Almond Milk
This is an excellent substitute for cow’s milk for anyone who is trying to decrease their dairy product intake. However, not all almond milk products are identical. The key issues are the nutritional value, food additives, and whether they are organic. Some almond milk’s have very little actual almonds, which can be measured by looking at the fat and protein content of the milk. If you are seeing a fat content of 2 grams per serving, and protein of <1 gm – you are basically buying almond flavored water. Elmhurst Unsweetened Milked Almonds has 11 gms of fat and 4 gms of protein, and Three Trees Original Almond Milk is organic, and has 9 gms of fat and 4 gms of protein – indicating that many more almonds were actually used in creating the product.

Frozen Fruit

The frozen fruit makes this taste very good and adds fiber, and there are lots of flavors to choose from. However, many of the types of fruits that are used in smoothies are the worst when it comes to containing chemicals and pesticides. The Environmental Working Group (EWG) creates a list of the most contaminated fruits and vegetables each year, and in 2023 strawberries, peaches, cherries, and blueberries are all on the Dirty Dozen list. Even if you have not converted your diet to mostly organic produce, you should certainly be careful with the products on the dirty dozen. The EWG also has a list of the Clean Fifteen fruits and vegetables, which are safer to eat even if not organically produced, and pineapple and mango are on that list. BTW- bananas are considered intermediate in this regard, and are not on either list

From the Environmental Working Group: “Typically, at least one pesticide is found on about 70 percent of the non-organic produce USDA tests, EWG has found.

Pesticides are toxic by design. They are created expressly to kill living organisms – insects, plants and fungi that are considered “pests.”

Many pesticides also pose health dangers to people. These risks have been confirmed by independent scientists and physicians around the world, in addition to U.S. and international government agencies. The potential health problems connected to pesticides include brain and nervous system toxicity, cancer and hormone disruption.”


Yogurt makes these smoothies very nice and creamy and is a good addition. However, there may be no single product in the grocery store that has so many varieties!

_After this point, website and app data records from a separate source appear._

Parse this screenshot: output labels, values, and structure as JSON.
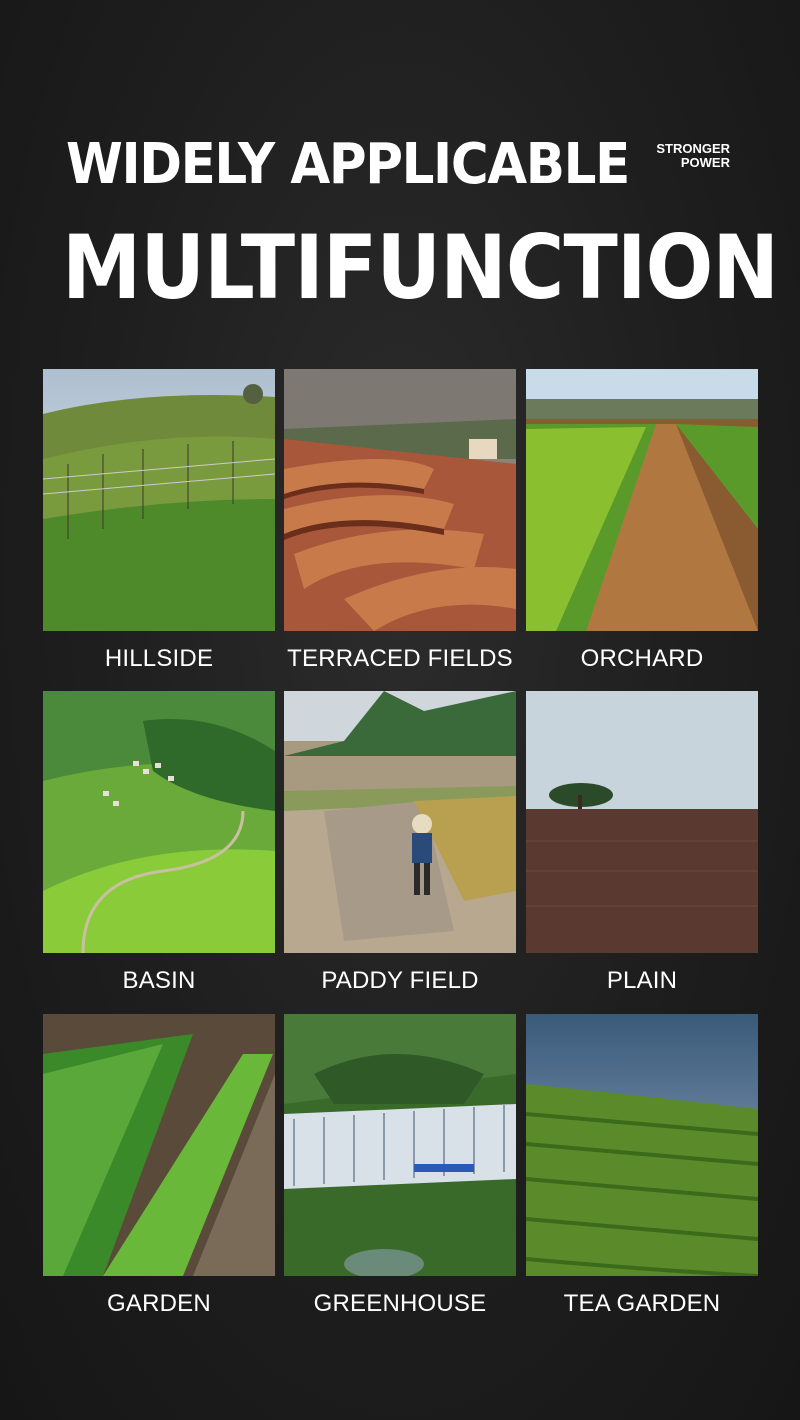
{
  "header": {
    "line1": "WIDELY APPLICABLE",
    "tag_line1": "STRONGER",
    "tag_line2": "POWER",
    "line2": "MULTIFUNCTION"
  },
  "scenes": [
    {
      "label": "HILLSIDE"
    },
    {
      "label": "TERRACED FIELDS"
    },
    {
      "label": "ORCHARD"
    },
    {
      "label": "BASIN"
    },
    {
      "label": "PADDY FIELD"
    },
    {
      "label": "PLAIN"
    },
    {
      "label": "GARDEN"
    },
    {
      "label": "GREENHOUSE"
    },
    {
      "label": "TEA GARDEN"
    }
  ]
}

Some are very healthy, and some would honestly be classified as “junk food”. So, which one to use?

The healthiest options:

  • Are produced with no added sugar or sugar alcohols (erythritol, mannitol, sorbitol, xylitol, lactitol)
  • Are produced with milk from grass-fed cows (if it says A2 milk, that is the best for individuals with some reactivity to dairy proteins)
  • Have a high protein content (at least ~15 gms/serving)
  • Are organic

It may take some searching through the yogurt aisle to find these, and you can ignore how healthy the labels say the products are! Here are two that I think are healthy options:

Stonyfield Organic 100% Grassfed Greek Whole Milk Yogurt, Plain. This has 16 gms of protein in a 3/4 cup serving and 5 gms of sugar, and has live active cultures as a probiotic.

Siggi’s Icelandic Plain Whole Milk Yogurt. This has 18 gms of protein, 5 gms of sugar and live active cultures. It is not certified organic.

Skyr Icelandic Whole Milk Plain Yogurt. This has 15 gms of protein, 0 gms of sugar, and live active cultures. It is not certified organic.

There are other brands that meet all the criteria, and some are only available in local markets, but the main things to remember are: no added sugar (no “fruit on the bottom”!), high protein, grass-fed, organic (if possible).